From the records, return each line that has the word "title" in it.

▶ _Exercise data_
========

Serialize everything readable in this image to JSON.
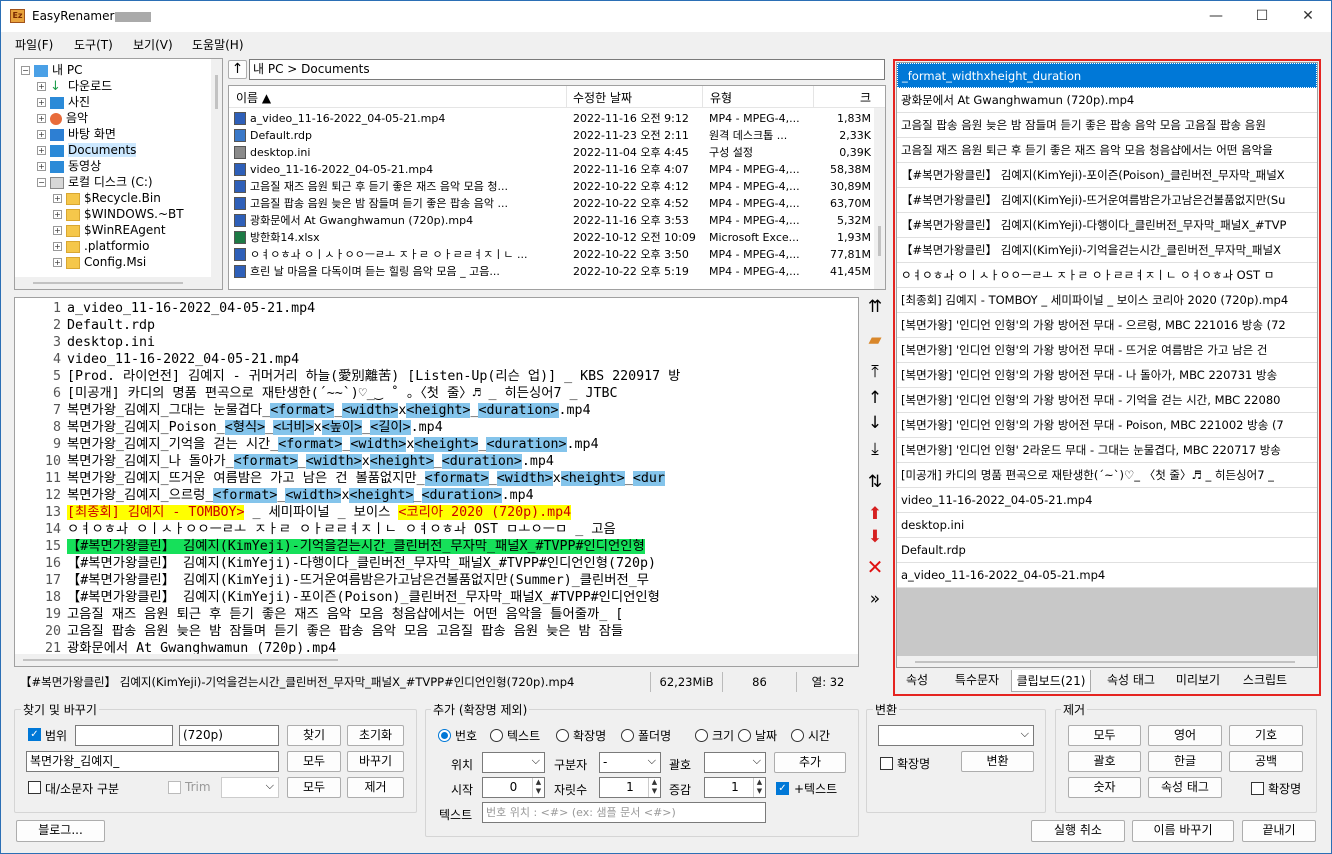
{
  "window": {
    "title": "EasyRenamer",
    "minimize": "—",
    "maximize": "☐",
    "close": "✕"
  },
  "menu": [
    "파일(F)",
    "도구(T)",
    "보기(V)",
    "도움말(H)"
  ],
  "tree": [
    {
      "label": "내 PC",
      "level": 0,
      "expanded": true
    },
    {
      "label": "다운로드",
      "level": 1
    },
    {
      "label": "사진",
      "level": 1
    },
    {
      "label": "음악",
      "level": 1
    },
    {
      "label": "바탕 화면",
      "level": 1
    },
    {
      "label": "Documents",
      "level": 1,
      "selected": true
    },
    {
      "label": "동영상",
      "level": 1
    },
    {
      "label": "로컬 디스크 (C:)",
      "level": 1,
      "expanded": true
    },
    {
      "label": "$Recycle.Bin",
      "level": 2
    },
    {
      "label": "$WINDOWS.~BT",
      "level": 2
    },
    {
      "label": "$WinREAgent",
      "level": 2
    },
    {
      "label": ".platformio",
      "level": 2
    },
    {
      "label": "Config.Msi",
      "level": 2
    }
  ],
  "address": {
    "up": "↑",
    "path": "내 PC > Documents"
  },
  "file_columns": [
    "이름 ▲",
    "수정한 날짜",
    "유형",
    "크"
  ],
  "files": [
    {
      "name": "a_video_11-16-2022_04-05-21.mp4",
      "date": "2022-11-16 오전 9:12",
      "type": "MP4 - MPEG-4,...",
      "size": "1,83M",
      "icon": "mp4"
    },
    {
      "name": "Default.rdp",
      "date": "2022-11-23 오전 2:11",
      "type": "원격 데스크톱 ...",
      "size": "2,33K",
      "icon": "rdp"
    },
    {
      "name": "desktop.ini",
      "date": "2022-11-04 오후 4:45",
      "type": "구성 설정",
      "size": "0,39K",
      "icon": "ini"
    },
    {
      "name": "video_11-16-2022_04-05-21.mp4",
      "date": "2022-11-16 오후 4:07",
      "type": "MP4 - MPEG-4,...",
      "size": "58,38M",
      "icon": "mp4"
    },
    {
      "name": "고음질 재즈 음원 퇴근 후 듣기 좋은 재즈 음악 모음 청...",
      "date": "2022-10-22 오후 4:12",
      "type": "MP4 - MPEG-4,...",
      "size": "30,89M",
      "icon": "mp4"
    },
    {
      "name": "고음질 팝송 음원 늦은 밤 잠들며 듣기 좋은 팝송 음악 ...",
      "date": "2022-10-22 오후 4:52",
      "type": "MP4 - MPEG-4,...",
      "size": "63,70M",
      "icon": "mp4"
    },
    {
      "name": "광화문에서 At Gwanghwamun (720p).mp4",
      "date": "2022-11-16 오후 3:53",
      "type": "MP4 - MPEG-4,...",
      "size": "5,32M",
      "icon": "mp4"
    },
    {
      "name": "방한화14.xlsx",
      "date": "2022-10-12 오전 10:09",
      "type": "Microsoft Exce...",
      "size": "1,93M",
      "icon": "xlsx"
    },
    {
      "name": "ㅇㅕㅇㅎㅘ ㅇㅣㅅㅏㅇㅇㅡㄹㅗ ㅈㅏㄹ ㅇㅏㄹㄹㅕㅈㅣㄴ ...",
      "date": "2022-10-22 오후 3:50",
      "type": "MP4 - MPEG-4,...",
      "size": "77,81M",
      "icon": "mp4"
    },
    {
      "name": "흐린 날 마음을 다독이며 듣는 힐링 음악 모음 _ 고음...",
      "date": "2022-10-22 오후 5:19",
      "type": "MP4 - MPEG-4,...",
      "size": "41,45M",
      "icon": "mp4"
    }
  ],
  "editor": [
    {
      "n": "1",
      "segs": [
        {
          "t": "a_video_11-16-2022_04-05-21.mp4",
          "h": ""
        }
      ]
    },
    {
      "n": "2",
      "segs": [
        {
          "t": "Default.rdp",
          "h": ""
        }
      ]
    },
    {
      "n": "3",
      "segs": [
        {
          "t": "desktop.ini",
          "h": ""
        }
      ]
    },
    {
      "n": "4",
      "segs": [
        {
          "t": "video_11-16-2022_04-05-21.mp4",
          "h": ""
        }
      ]
    },
    {
      "n": "5",
      "segs": [
        {
          "t": "[Prod. 라이언전] 김예지 - 귀머거리 하늘(愛別離苦) [Listen-Up(리슨 업)] _ KBS 220917 방",
          "h": ""
        }
      ]
    },
    {
      "n": "6",
      "segs": [
        {
          "t": "[미공개] 카디의 명품 편곡으로 재탄생한(´~~`)♡_‿ ˚ 。〈첫 줄〉♬ _ 히든싱어7 _ JTBC",
          "h": ""
        }
      ]
    },
    {
      "n": "7",
      "segs": [
        {
          "t": "복면가왕_김예지_그대는 눈물겹다_",
          "h": ""
        },
        {
          "t": "<format>",
          "h": "blue"
        },
        {
          "t": "_",
          "h": ""
        },
        {
          "t": "<width>",
          "h": "blue"
        },
        {
          "t": "x",
          "h": ""
        },
        {
          "t": "<height>",
          "h": "blue"
        },
        {
          "t": "_",
          "h": ""
        },
        {
          "t": "<duration>",
          "h": "blue"
        },
        {
          "t": ".mp4",
          "h": ""
        }
      ]
    },
    {
      "n": "8",
      "segs": [
        {
          "t": "복면가왕_김예지_Poison_",
          "h": ""
        },
        {
          "t": "<형식>",
          "h": "blue"
        },
        {
          "t": "_",
          "h": ""
        },
        {
          "t": "<너비>",
          "h": "blue"
        },
        {
          "t": "x",
          "h": ""
        },
        {
          "t": "<높이>",
          "h": "blue"
        },
        {
          "t": "_",
          "h": ""
        },
        {
          "t": "<길이>",
          "h": "blue"
        },
        {
          "t": ".mp4",
          "h": ""
        }
      ]
    },
    {
      "n": "9",
      "segs": [
        {
          "t": "복면가왕_김예지_기억을 걷는 시간_",
          "h": ""
        },
        {
          "t": "<format>",
          "h": "blue"
        },
        {
          "t": "_",
          "h": ""
        },
        {
          "t": "<width>",
          "h": "blue"
        },
        {
          "t": "x",
          "h": ""
        },
        {
          "t": "<height>",
          "h": "blue"
        },
        {
          "t": "_",
          "h": ""
        },
        {
          "t": "<duration>",
          "h": "blue"
        },
        {
          "t": ".mp4",
          "h": ""
        }
      ]
    },
    {
      "n": "10",
      "segs": [
        {
          "t": "복면가왕_김예지_나 돌아가_",
          "h": ""
        },
        {
          "t": "<format>",
          "h": "blue"
        },
        {
          "t": "_",
          "h": ""
        },
        {
          "t": "<width>",
          "h": "blue"
        },
        {
          "t": "x",
          "h": ""
        },
        {
          "t": "<height>",
          "h": "blue"
        },
        {
          "t": "_",
          "h": ""
        },
        {
          "t": "<duration>",
          "h": "blue"
        },
        {
          "t": ".mp4",
          "h": ""
        }
      ]
    },
    {
      "n": "11",
      "segs": [
        {
          "t": "복면가왕_김예지_뜨거운 여름밤은 가고 남은 건 볼품없지만_",
          "h": ""
        },
        {
          "t": "<format>",
          "h": "blue"
        },
        {
          "t": "_",
          "h": ""
        },
        {
          "t": "<width>",
          "h": "blue"
        },
        {
          "t": "x",
          "h": ""
        },
        {
          "t": "<height>",
          "h": "blue"
        },
        {
          "t": "_",
          "h": ""
        },
        {
          "t": "<dur",
          "h": "blue"
        }
      ]
    },
    {
      "n": "12",
      "segs": [
        {
          "t": "복면가왕_김예지_으르렁_",
          "h": ""
        },
        {
          "t": "<format>",
          "h": "blue"
        },
        {
          "t": "_",
          "h": ""
        },
        {
          "t": "<width>",
          "h": "blue"
        },
        {
          "t": "x",
          "h": ""
        },
        {
          "t": "<height>",
          "h": "blue"
        },
        {
          "t": "_",
          "h": ""
        },
        {
          "t": "<duration>",
          "h": "blue"
        },
        {
          "t": ".mp4",
          "h": ""
        }
      ]
    },
    {
      "n": "13",
      "segs": [
        {
          "t": "[최종회] 김예지 - TOMBOY>",
          "h": "yellow"
        },
        {
          "t": " _ 세미파이널 _ 보이스 ",
          "h": ""
        },
        {
          "t": "<코리아 2020 (720p).mp4",
          "h": "yellow"
        }
      ]
    },
    {
      "n": "14",
      "segs": [
        {
          "t": "ㅇㅕㅇㅎㅘ ㅇㅣㅅㅏㅇㅇㅡㄹㅗ ㅈㅏㄹ ㅇㅏㄹㄹㅕㅈㅣㄴ ㅇㅕㅇㅎㅘ OST ㅁㅗㅇㅡㅁ _ 고음",
          "h": ""
        }
      ]
    },
    {
      "n": "15",
      "segs": [
        {
          "t": "【#복면가왕클린】 김예지(KimYeji)-기억을걷는시간_클린버전_무자막_패널X_#TVPP#인디언인형",
          "h": "green"
        }
      ]
    },
    {
      "n": "16",
      "segs": [
        {
          "t": "【#복면가왕클린】 김예지(KimYeji)-다행이다_클린버전_무자막_패널X_#TVPP#인디언인형(720p)",
          "h": ""
        }
      ]
    },
    {
      "n": "17",
      "segs": [
        {
          "t": "【#복면가왕클린】 김예지(KimYeji)-뜨거운여름밤은가고남은건볼품없지만(Summer)_클린버전_무",
          "h": ""
        }
      ]
    },
    {
      "n": "18",
      "segs": [
        {
          "t": "【#복면가왕클린】 김예지(KimYeji)-포이즌(Poison)_클린버전_무자막_패널X_#TVPP#인디언인형",
          "h": ""
        }
      ]
    },
    {
      "n": "19",
      "segs": [
        {
          "t": "고음질 재즈 음원 퇴근 후 듣기 좋은 재즈 음악 모음 청음샵에서는 어떤 음악을 틀어줄까_ [",
          "h": ""
        }
      ]
    },
    {
      "n": "20",
      "segs": [
        {
          "t": "고음질 팝송 음원 늦은 밤 잠들며 듣기 좋은 팝송 음악 모음 고음질 팝송 음원 늦은 밤 잠들",
          "h": ""
        }
      ]
    },
    {
      "n": "21",
      "segs": [
        {
          "t": "광화문에서 At Gwanghwamun (720p).mp4",
          "h": ""
        }
      ]
    }
  ],
  "status": {
    "filename": "【#복면가왕클린】 김예지(KimYeji)-기억을걷는시간_클린버전_무자막_패널X_#TVPP#인디언인형(720p).mp4",
    "size": "62,23MiB",
    "count": "86",
    "col": "열: 32"
  },
  "right_list": [
    "_format_widthxheight_duration",
    "광화문에서 At Gwanghwamun (720p).mp4",
    "고음질 팝송 음원 늦은 밤 잠들며 듣기 좋은 팝송 음악 모음 고음질 팝송 음원",
    "고음질 재즈 음원 퇴근 후 듣기 좋은 재즈 음악 모음 청음샵에서는 어떤 음악을",
    "【#복면가왕클린】 김예지(KimYeji)-포이즌(Poison)_클린버전_무자막_패널X",
    "【#복면가왕클린】 김예지(KimYeji)-뜨거운여름밤은가고남은건볼품없지만(Su",
    "【#복면가왕클린】 김예지(KimYeji)-다행이다_클린버전_무자막_패널X_#TVP",
    "【#복면가왕클린】 김예지(KimYeji)-기억을걷는시간_클린버전_무자막_패널X",
    "ㅇㅕㅇㅎㅘ ㅇㅣㅅㅏㅇㅇㅡㄹㅗ ㅈㅏㄹ ㅇㅏㄹㄹㅕㅈㅣㄴ ㅇㅕㅇㅎㅘ OST ㅁ",
    "[최종회] 김예지 - TOMBOY _ 세미파이널 _ 보이스 코리아 2020 (720p).mp4",
    "[복면가왕] '인디언 인형'의 가왕 방어전 무대 - 으르렁, MBC 221016 방송 (72",
    "[복면가왕] '인디언 인형'의 가왕 방어전 무대 - 뜨거운 여름밤은 가고 남은 건",
    "[복면가왕] '인디언 인형'의 가왕 방어전 무대 - 나 돌아가, MBC 220731 방송",
    "[복면가왕] '인디언 인형'의 가왕 방어전 무대 - 기억을 걷는 시간, MBC 22080",
    "[복면가왕] '인디언 인형'의 가왕 방어전 무대 - Poison, MBC 221002 방송 (7",
    "[복면가왕] '인디언 인형' 2라운드 무대 - 그대는 눈물겹다, MBC 220717 방송",
    "[미공개] 카디의 명품 편곡으로 재탄생한(´~`)♡_ 〈첫 줄〉♬ _ 히든싱어7 _",
    "video_11-16-2022_04-05-21.mp4",
    "desktop.ini",
    "Default.rdp",
    "a_video_11-16-2022_04-05-21.mp4"
  ],
  "tabs": [
    "속성",
    "특수문자",
    "클립보드(21)",
    "속성 태그",
    "미리보기",
    "스크립트"
  ],
  "find": {
    "title": "찾기 및 바꾸기",
    "range_label": "범위",
    "range_value": "(720p)",
    "find_btn": "찾기",
    "reset_btn": "초기화",
    "replace_value": "복면가왕_김예지_",
    "all_btn": "모두",
    "replace_btn": "바꾸기",
    "case_label": "대/소문자 구분",
    "trim_label": "Trim",
    "all2_btn": "모두",
    "remove_btn": "제거"
  },
  "add": {
    "title": "추가 (확장명 제외)",
    "radios": [
      "번호",
      "텍스트",
      "확장명",
      "폴더명",
      "크기",
      "날짜",
      "시간"
    ],
    "pos_label": "위치",
    "sep_label": "구분자",
    "sep_value": "-",
    "bracket_label": "괄호",
    "add_btn": "추가",
    "start_label": "시작",
    "start_value": "0",
    "digits_label": "자릿수",
    "digits_value": "1",
    "step_label": "증감",
    "step_value": "1",
    "plus_text_label": "+텍스트",
    "text_label": "텍스트",
    "text_placeholder": "번호 위치 : <#> (ex: 샘플 문서 <#>)"
  },
  "convert": {
    "title": "변환",
    "ext_label": "확장명",
    "convert_btn": "변환"
  },
  "remove": {
    "title": "제거",
    "buttons": [
      "모두",
      "영어",
      "기호",
      "괄호",
      "한글",
      "공백",
      "숫자",
      "속성 태그"
    ],
    "ext_label": "확장명"
  },
  "footer": {
    "blog_btn": "블로그...",
    "undo_btn": "실행 취소",
    "rename_btn": "이름 바꾸기",
    "exit_btn": "끝내기"
  }
}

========

▶ _Response to this task_
    "title": "EasyRenamer",
    "title": "찾기 및 바꾸기",
    "title": "추가 (확장명 제외)",
    "title": "변환",
    "title": "제거",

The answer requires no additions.